Recent observations suggest that it may be useful to consider the joint as an integrated organ of bone, tendon, cartilage, and adipose tissue (infrapatellar fat pad). Recent reports that indicate active cross talk between bone, fat, brain, and the immune system via soluble blood-borne mediators. These reports suggest that the physiology of the joint may yet be considerably more complex than previously believed and are in part responsible for the development of the concept of metabolic OA. During skeletal development, the hypertrophic chondrocytes of growth plates normally undergo apoptosis, and cartilage is degraded and replaced by bone. In the regions that will become the articular surfaces of joints, cartilage is retained over a supporting region of subchondral bone. One hypothesis suggests that osteoarthritis reflects the inappropriate recurrence of the hypertrophic pathway in articular chondrocytes. The formation of bony outgrowths, or osteophytes, in osteoarthritic joints is consistent with this idea. If this hypothesis holds true, it follows that osteoarthritis may arise in part from disruption of normal mechanisms that establish and maintain the boundary between articular cartilage and subchondral bone. Thus, at least some of the causes of osteoarthritis may lie within the complex network of mechanisms that regulate the development and growth of the skeleton early in life.
The development of powerful methods for the genetic manipulation of mice has led to the creation of modified strains in which the consequences of specific genetic characteristics can be assessed in the intact animal and across the lifespan. The CRISPER CAS9 system may improve these approaches. In some instances, specific gene inactivation or over-expression results in age-related joint degeneration, with histological similarities to osteoarthritis. Several inbred mouse strains have also been observed to naturally develop osteoarthritis-like joint degeneration with age. Because both genetic and environmental factors may be precisely defined in the laboratory, these mouse models hold the potential to reveal genetic factors and hence the molecular pathways that influence the degeneration of joints. OA also occurs in larger mammalian species that may provide significant insights into the progression of osteoarthritis. In dogs, for example, some breeds are prone to osteoarthritis while other breeds appear to be resistant, while rabbits and horses have been used extensively in injury models of osteoarthritis. In the context of aging, the Hartley guinea pig is susceptible to OA naturally and should be a useful model.

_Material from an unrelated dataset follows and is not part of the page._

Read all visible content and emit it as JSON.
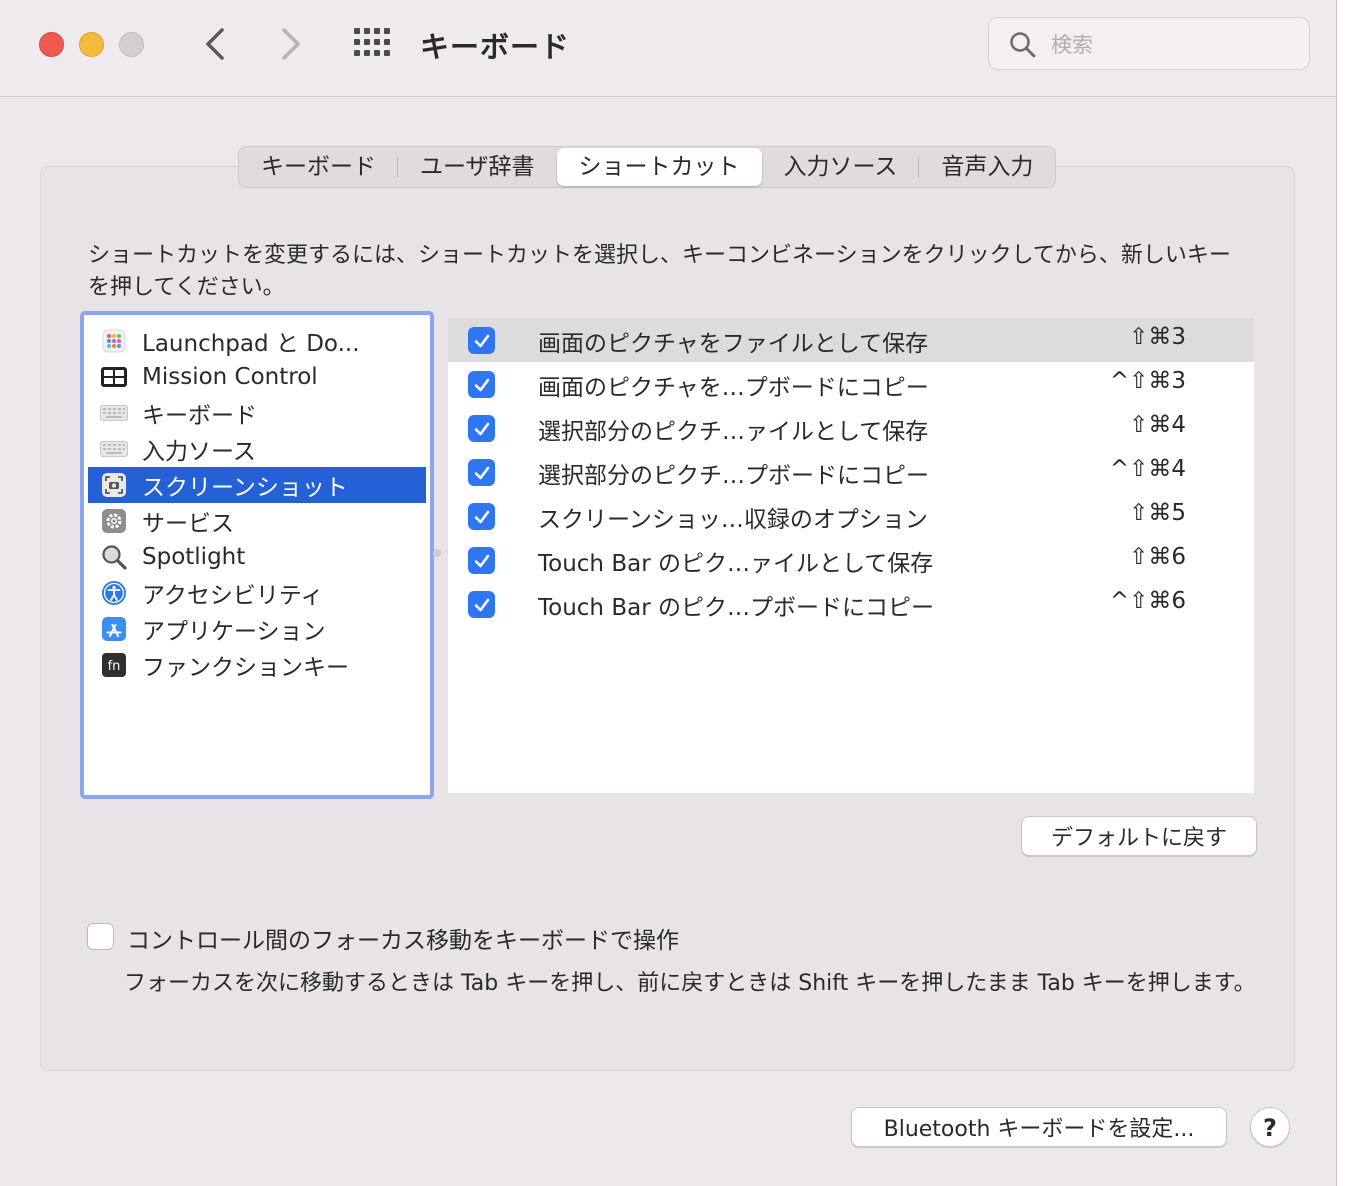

Suggested research topics may include, but are not limited to, the following:
Application and Submission Information
This notice applies to due dates on or after October 5, 2019 and subsequent receipt dates through January 8, 2022.
Submit applications for this initiative using one of the following funding opportunity announcements (FOAs) or any reissues of these announcements through the expiration date of this notice.
All instructions in the SF424 (R&R) Application Guide and the FOA used for submission must be followed, with the following additions:
Applications nonresponsive to terms of this NOSI will be not be considered for this initiative.
Please direct all inquiries to:
John P. Williams, Ph.D.
National Institute on Aging (NIA)
Anthony Kirilusha, Ph.D.
National Institute of Arthritis and Musculoskeletal and Skin Disease (NIAMS)